From 31 August 2012, Galerie Thaddaeus Ropac is showing a series of 18 new works by Erwin Wurm: sculptured models of different-sized houses.
Modelled on existing buildings of European and American architecture, they were first formed in clay, then attacked in various ways – the artist punched or kicked them, hit them with his elbows or crushed them with his own body weight by lying or sitting on them.
Some of the buildings chosen by the artist are well-known, others anonymous, some selected for personal reasons. The maltreated models include prisons, warehouses, a psychiatric clinic, bunkers, as well as Wurm's parental home and the house belonging to his ex-wife. The Narrenturm [madhouse tower] in Vienna bears footprints, San Quentin State Prison has been slashed open, and Alcatraz has a hole, dug out by hand, which might just as well have been made by a violent explosion.
In this group of works, violence is very much to the fore. The marks of destruction are preserved through being cast in bronze, acrylic or even polyester, and refined by silver- or gold-plating. The buildings have a closed surface area; neither windows nor doors allow a view of the interior. The cladding is the important feature, as in the artist's earlier sculptures, where the form was determined by garments on plinths.
The house, a symbol of withdrawal, but also of sociability and living together, is here the opposite: defined purely from the exterior, as an object. The works are set in a row, as a formal enumeration reminiscent of the photographic typologies of water-towers and winding-towers or silos by Bernd and Hilla Becher in the 1960s. This purely formal conception is in turn counteracted by the sensual components of the production and immediate destruction, and by aestheticisation through the material in which the models (initially made of malleable clay) are cast, and the patina they may acquire.
The artist made the models first out of clay, only to ruin their perfect form in a wide variety of ways. There is something playful yet compulsive in this process of creation and destruction, and of preservation and thus re-creation of form

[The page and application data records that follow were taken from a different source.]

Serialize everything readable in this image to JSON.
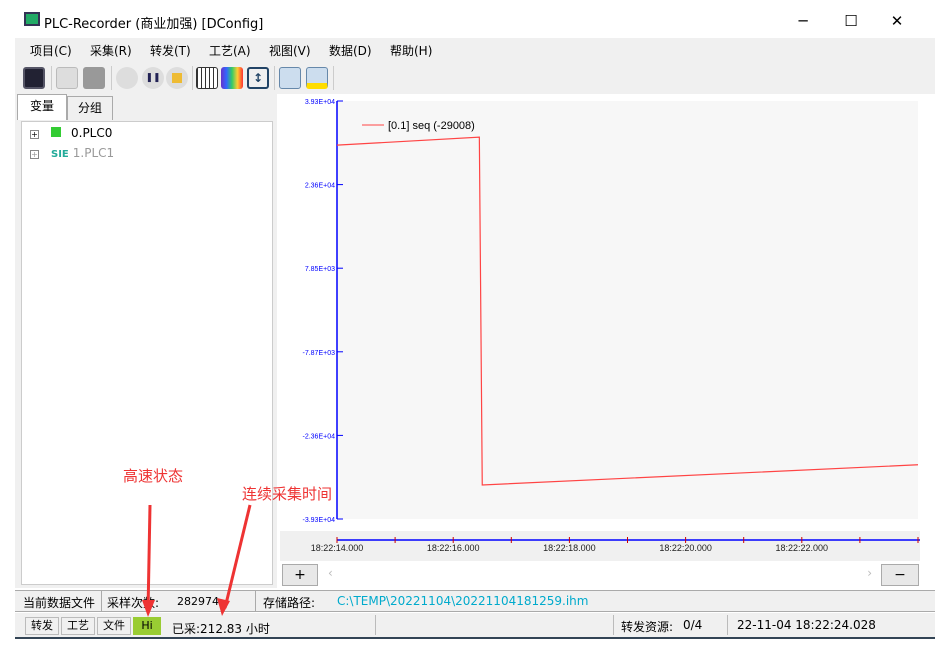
{
  "window": {
    "title": "PLC-Recorder (商业加强) [DConfig]",
    "minimize": "─",
    "maximize": "☐",
    "close": "✕"
  },
  "menu": [
    "项目(C)",
    "采集(R)",
    "转发(T)",
    "工艺(A)",
    "视图(V)",
    "数据(D)",
    "帮助(H)"
  ],
  "toolbar": [
    "plc-rack-icon",
    "open-folder-icon",
    "save-icon",
    "record-icon",
    "pause-icon",
    "stop-icon",
    "grid-icon",
    "color-palette-icon",
    "fit-vertical-icon",
    "save-chart-icon",
    "open-chart-icon"
  ],
  "left_tabs": [
    "变量",
    "分组"
  ],
  "tree": [
    {
      "label": "0.PLC0",
      "status_color": "#33cc33"
    },
    {
      "label": "1.PLC1",
      "status_color": "#aaaaaa",
      "badge": "SIE"
    }
  ],
  "chart_buttons": {
    "zoom_in": "+",
    "zoom_out": "−",
    "scroll_left": "‹",
    "scroll_right": "›"
  },
  "chart_data": {
    "type": "line",
    "y_ticks": [
      "3.93E+04",
      "2.36E+04",
      "7.85E+03",
      "-7.87E+03",
      "-2.36E+04",
      "-3.93E+04"
    ],
    "ylim": [
      -39300,
      39300
    ],
    "x_ticks": [
      "18:22:14.000",
      "18:22:16.000",
      "18:22:18.000",
      "18:22:20.000",
      "18:22:22.000"
    ],
    "xlim": [
      "18:22:14.000",
      "18:22:24.000"
    ],
    "legend_position": "top-left",
    "series": [
      {
        "name": "[0.1] seq (-29008)",
        "color": "#ff4444",
        "points": [
          [
            "18:22:14.000",
            31000
          ],
          [
            "18:22:16.450",
            32500
          ],
          [
            "18:22:16.500",
            -32900
          ],
          [
            "18:22:24.000",
            -29100
          ]
        ]
      }
    ]
  },
  "status1": {
    "file_label": "当前数据文件",
    "count_label": "采样次数:",
    "count": "282974",
    "path_label": "存储路径:",
    "path": "C:\\TEMP\\20221104\\20221104181259.ihm"
  },
  "status2": {
    "forward": "转发",
    "process": "工艺",
    "file": "文件",
    "hi": "Hi",
    "elapsed": "已采:212.83 小时",
    "resource_label": "转发资源:",
    "resource": "0/4",
    "datetime": "22-11-04 18:22:24.028"
  },
  "annotations": {
    "high_speed": "高速状态",
    "continuous": "连续采集时间"
  },
  "colors": {
    "accent_line": "#ff4444",
    "axis": "#0000ff",
    "hi_badge": "#99cc33",
    "path": "#00aacc",
    "annotation": "#e33333"
  }
}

The deformation gives the works the amorphous character that has made his style iconic, but in a quite different way; it is not through inflating or narrowing, or any other distortion of the scale, but through destruction, that the works get out of the norm and off balance. The results remind one of Buster Keaton's wrongly assembled prefab in One Week – a kind of surreal distortion. By casting the works in bronze, acrylic or polyester, Erwin Wurm to some extent blurs the sensual gesture in the malleable clay. The marks and impressions of this gesture still, however, remain clearly visible, as for example the trouser seams on a stereotype American farmhouse which the artist sat on.
The often alluring gold or silver or gloss-varnished surfaces trivialise and conceal the course of the purposeful attacks, and add glory to the destruction. The buildings on which his sculptures are modelled are often bunkers, warehouses, his parental home, or the house of his ex-wife, as well as well-known prisons – places where locking in or out is, in the widest sense, important.

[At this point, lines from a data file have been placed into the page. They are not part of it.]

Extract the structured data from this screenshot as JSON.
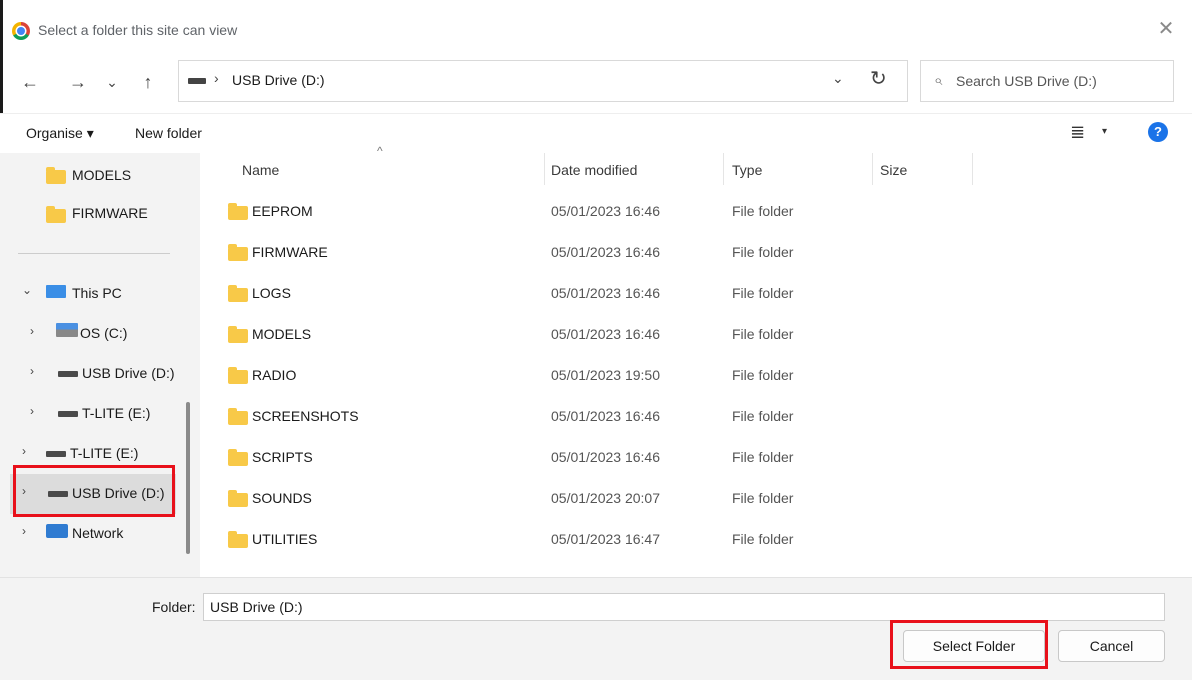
{
  "titlebar": {
    "title": "Select a folder this site can view",
    "close": "✕"
  },
  "nav": {
    "back": "←",
    "forward": "→",
    "recent": "⌄",
    "up": "↑"
  },
  "address": {
    "separator": "›",
    "path": "USB Drive (D:)",
    "dropdown": "⌄",
    "refresh": "↻"
  },
  "search": {
    "placeholder": "Search USB Drive (D:)",
    "icon": "search-icon"
  },
  "commandbar": {
    "organise": "Organise ▾",
    "new_folder": "New folder",
    "view": "≣",
    "view_caret": "▾",
    "help": "?"
  },
  "sidebar": {
    "items": [
      {
        "label": "MODELS"
      },
      {
        "label": "FIRMWARE"
      },
      {
        "label": "This PC"
      },
      {
        "label": "OS (C:)"
      },
      {
        "label": "USB Drive (D:)"
      },
      {
        "label": "T-LITE (E:)"
      },
      {
        "label": "T-LITE (E:)"
      },
      {
        "label": "USB Drive (D:)"
      },
      {
        "label": "Network"
      }
    ],
    "chevron_expanded": "⌄",
    "chevron_collapsed": "›"
  },
  "columns": {
    "name": "Name",
    "date": "Date modified",
    "type": "Type",
    "size": "Size",
    "sort_caret": "^"
  },
  "files": [
    {
      "name": "EEPROM",
      "date": "05/01/2023 16:46",
      "type": "File folder"
    },
    {
      "name": "FIRMWARE",
      "date": "05/01/2023 16:46",
      "type": "File folder"
    },
    {
      "name": "LOGS",
      "date": "05/01/2023 16:46",
      "type": "File folder"
    },
    {
      "name": "MODELS",
      "date": "05/01/2023 16:46",
      "type": "File folder"
    },
    {
      "name": "RADIO",
      "date": "05/01/2023 19:50",
      "type": "File folder"
    },
    {
      "name": "SCREENSHOTS",
      "date": "05/01/2023 16:46",
      "type": "File folder"
    },
    {
      "name": "SCRIPTS",
      "date": "05/01/2023 16:46",
      "type": "File folder"
    },
    {
      "name": "SOUNDS",
      "date": "05/01/2023 20:07",
      "type": "File folder"
    },
    {
      "name": "UTILITIES",
      "date": "05/01/2023 16:47",
      "type": "File folder"
    }
  ],
  "footer": {
    "folder_label": "Folder:",
    "folder_value": "USB Drive (D:)",
    "select_button": "Select Folder",
    "cancel_button": "Cancel"
  },
  "colors": {
    "highlight": "#e8101a",
    "folder": "#f8c948",
    "accent": "#1a73e8"
  }
}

Erwin Wurm was born in Bruck an der Mur/Austria, in 1954; he lives and works in Vienna and Limberg. He gained a reputation in the early 1990s for his "One-Minute-Sculptures", for which his models posed in relation to everyday objects, holding their position for a minute and thus becoming, however briefly, sculptures.
He was recently distinguished by a solo exhibition in the Bass Museum of Art/Miami and the Dallas Contemporary Art Museum/Texas. On 21 September, a solo exhibition of his works opens in the Centro de Arte Contemporáneo, Málaga/Spain, where some loans from the gallery will also be on show. In December this year a solo exhibition will be held in the Albertina/Vienna, and next spring a solo exhibition in the ZKM/Karlsruhe.
A book with a text by Abraham Orden will be published to accompany the exhibition.